            We walked back to the car talking of the next trip as we paused to admire the wild thrift that decorated the cliffs.

Wimbleball in Fine Form as it re-opens

posted in: Game Fishing, Sidebar | 0

Wimbleball on Exmoor is fishing exceptionally well since reopening to angling in line with government guidelines.

The fishing is on fire at Wimbleball since we re-opened, we’re receiving some great reports & catch returns, just the tonic we needed as things stand with this virus. Tactics vary over the day as you’d expect & Di3 & Di5 lines are working well with black lures, but equally anglers are catching with teams of small dark flies just under the surface. Photos courtesy of Alan Behan who had a great day with his best Rainbow at 5lb 3ozs…

David Plumridge
Richard Stewart

Early post lockdown Carp sport

posted in: Carp Fishing, Sidebar | 0

Simon Hill fished for a few hours at Lower Slade landing five carp off the surface with the biggest being a fine 25lb common. Stuart Wade has been  among the fish again landing a cracking mirror carp at just over 20 lb Kevin Geary doing a session landing 3 carp all mid doubles Toby Bassett has also been on the carp with a fine 19 lb fish caught with in the first 20 minutes being in the swim.

Anglers are reminded to follow guidelines of social distancing.

“A friend of mine recalculated the statistics earlier this week: the UK has 11% of recorded global Covid-19 deaths but just 0.8% of global population, with deaths still rising sharply at the point of easing lock-down.  You are all clever people, so draw what you may from those stark figures, recognising also that they are based on at best fragmented data given no widespread testing.  Repeating what is at the head of this note, stay well, stay safe and stay sane!”

Sturgeon in North Devon – Can you help?

Sturgeon in North Devon – Can you help?

Angling Heritage has embarked on a project of finding out about the history of wild sturgeon in the UK, whether they were found as corpses, caught in nets or on regular tackle. (This doesn’t include stocked fish captures).

The Severn estuary was a stronghold in the past and as 5% of fish return to spawn in the wrong river we hoped there may be other records that you could help with or put us in contact with people who have some knowledge.  We have some information that one of 160lbs appeared at Bideford Bridge on May 17th 1862 and that three were in the Taw but that is the sum total information we have of North Devon.

Their last stronghold in the Europe is the Gironde in France where they believe there are only 500 wild fish left.  Conservation is being considered, but with males and females spawning in alternative years, the likelihood of wild fish breeding is very low.

A task force in Europe is looking at where the fish used to be with a view to reintroducing them. In the UK, where we have the longest coastline in Europe, they used to be plentiful but netting wiped them out as they used to be a staple food centuries ago. So any information would give an insight into where they lived in the past and  a indication of potential sites for introduction the future.

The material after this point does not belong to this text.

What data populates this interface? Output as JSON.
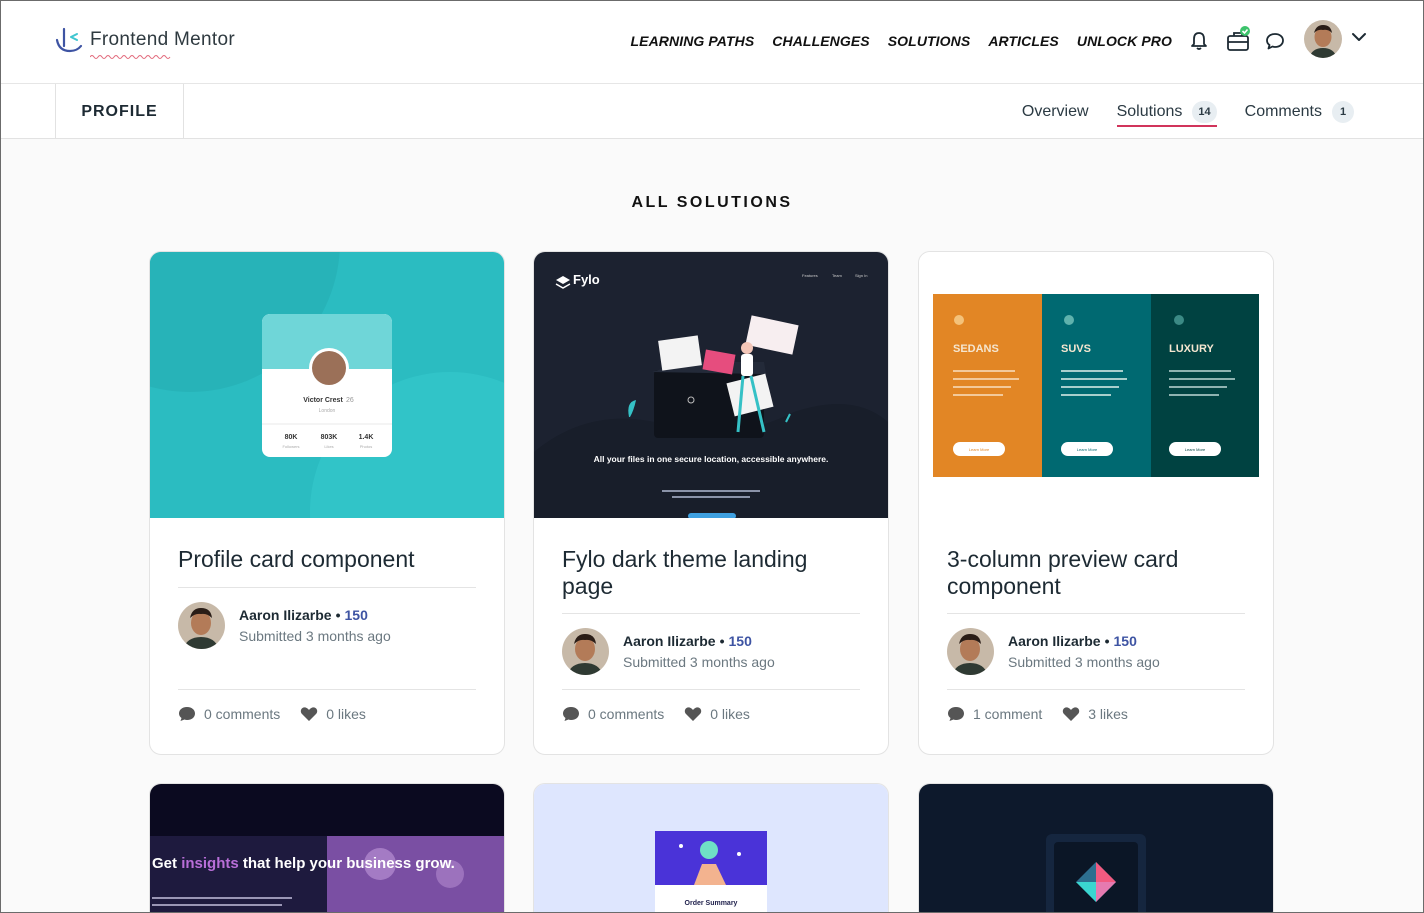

It is very early days and there is so much work to do in just compiling this database, but any help would be much appreciated.

Finally, if you catch one, put it back after photographing it and measuring it for the long term health of the species.